◆ Task ◆
The output should be identical to the entries that follow.
++++++++
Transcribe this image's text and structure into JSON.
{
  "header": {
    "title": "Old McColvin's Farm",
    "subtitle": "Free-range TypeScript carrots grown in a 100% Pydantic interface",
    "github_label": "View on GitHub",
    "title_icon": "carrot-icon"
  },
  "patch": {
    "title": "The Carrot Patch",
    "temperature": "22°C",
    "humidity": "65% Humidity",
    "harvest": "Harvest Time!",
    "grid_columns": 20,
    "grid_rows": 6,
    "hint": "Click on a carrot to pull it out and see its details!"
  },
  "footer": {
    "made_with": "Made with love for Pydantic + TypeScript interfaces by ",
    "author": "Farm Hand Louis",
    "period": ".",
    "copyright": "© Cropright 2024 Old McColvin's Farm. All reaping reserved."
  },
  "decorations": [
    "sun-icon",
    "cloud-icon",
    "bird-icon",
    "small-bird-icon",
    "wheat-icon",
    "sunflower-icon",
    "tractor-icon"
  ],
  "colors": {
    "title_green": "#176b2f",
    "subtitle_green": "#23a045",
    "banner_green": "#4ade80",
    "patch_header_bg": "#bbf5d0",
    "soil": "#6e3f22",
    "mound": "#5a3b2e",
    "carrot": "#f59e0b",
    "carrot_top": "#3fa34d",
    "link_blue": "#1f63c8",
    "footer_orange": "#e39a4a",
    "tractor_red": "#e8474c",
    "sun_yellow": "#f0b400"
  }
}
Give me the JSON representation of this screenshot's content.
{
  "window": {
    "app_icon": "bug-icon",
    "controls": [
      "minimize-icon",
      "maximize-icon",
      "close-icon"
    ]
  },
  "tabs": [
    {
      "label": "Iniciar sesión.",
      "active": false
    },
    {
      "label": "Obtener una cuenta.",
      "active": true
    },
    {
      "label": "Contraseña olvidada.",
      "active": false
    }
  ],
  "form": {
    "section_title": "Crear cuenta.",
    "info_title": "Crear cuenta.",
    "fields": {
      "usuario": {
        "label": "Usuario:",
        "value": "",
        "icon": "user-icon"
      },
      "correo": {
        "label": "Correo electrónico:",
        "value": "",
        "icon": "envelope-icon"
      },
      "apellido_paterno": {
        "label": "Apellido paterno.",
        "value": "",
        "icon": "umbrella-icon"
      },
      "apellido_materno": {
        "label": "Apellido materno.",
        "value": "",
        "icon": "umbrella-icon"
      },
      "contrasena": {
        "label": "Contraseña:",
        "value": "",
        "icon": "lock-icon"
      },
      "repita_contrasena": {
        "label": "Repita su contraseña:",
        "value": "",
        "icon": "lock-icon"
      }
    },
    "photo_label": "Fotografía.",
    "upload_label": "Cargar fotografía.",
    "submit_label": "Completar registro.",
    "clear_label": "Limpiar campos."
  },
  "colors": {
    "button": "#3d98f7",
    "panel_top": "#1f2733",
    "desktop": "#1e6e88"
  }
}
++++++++
◆ Solved problem ◆
Transcribe this image's text and structure into JSON.
{
  "header": {
    "title": "Old McColvin's Farm",
    "subtitle": "Free-range TypeScript carrots grown in a 100% Pydantic interface",
    "github_label": "View on GitHub",
    "title_icon": "carrot-icon"
  },
  "patch": {
    "title": "The Carrot Patch",
    "temperature": "22°C",
    "humidity": "65% Humidity",
    "harvest": "Harvest Time!",
    "grid_columns": 20,
    "grid_rows": 6,
    "hint": "Click on a carrot to pull it out and see its details!"
  },
  "footer": {
    "made_with": "Made with love for Pydantic + TypeScript interfaces by ",
    "author": "Farm Hand Louis",
    "period": ".",
    "copyright": "© Cropright 2024 Old McColvin's Farm. All reaping reserved."
  },
  "decorations": [
    "sun-icon",
    "cloud-icon",
    "bird-icon",
    "small-bird-icon",
    "wheat-icon",
    "sunflower-icon",
    "tractor-icon"
  ],
  "colors": {
    "title_green": "#176b2f",
    "subtitle_green": "#23a045",
    "banner_green": "#4ade80",
    "patch_header_bg": "#bbf5d0",
    "soil": "#6e3f22",
    "mound": "#5a3b2e",
    "carrot": "#f59e0b",
    "carrot_top": "#3fa34d",
    "link_blue": "#1f63c8",
    "footer_orange": "#e39a4a",
    "tractor_red": "#e8474c",
    "sun_yellow": "#f0b400"
  }
}
Give me the JSON representation of this screenshot's content.
{
  "window": {
    "app_icon": "bug-icon",
    "controls": [
      "minimize-icon",
      "maximize-icon",
      "close-icon"
    ]
  },
  "tabs": [
    {
      "label": "Iniciar sesión.",
      "active": false
    },
    {
      "label": "Obtener una cuenta.",
      "active": true
    },
    {
      "label": "Contraseña olvidada.",
      "active": false
    }
  ],
  "form": {
    "section_title": "Crear cuenta.",
    "info_title": "Crear cuenta.",
    "fields": {
      "usuario": {
        "label": "Usuario:",
        "value": "",
        "icon": "user-icon"
      },
      "correo": {
        "label": "Correo electrónico:",
        "value": "",
        "icon": "envelope-icon"
      },
      "apellido_paterno": {
        "label": "Apellido paterno.",
        "value": "",
        "icon": "umbrella-icon"
      },
      "apellido_materno": {
        "label": "Apellido materno.",
        "value": "",
        "icon": "umbrella-icon"
      },
      "contrasena": {
        "label": "Contraseña:",
        "value": "",
        "icon": "lock-icon"
      },
      "repita_contrasena": {
        "label": "Repita su contraseña:",
        "value": "",
        "icon": "lock-icon"
      }
    },
    "photo_label": "Fotografía.",
    "upload_label": "Cargar fotografía.",
    "submit_label": "Completar registro.",
    "clear_label": "Limpiar campos."
  },
  "colors": {
    "button": "#3d98f7",
    "panel_top": "#1f2733",
    "desktop": "#1e6e88"
  }
}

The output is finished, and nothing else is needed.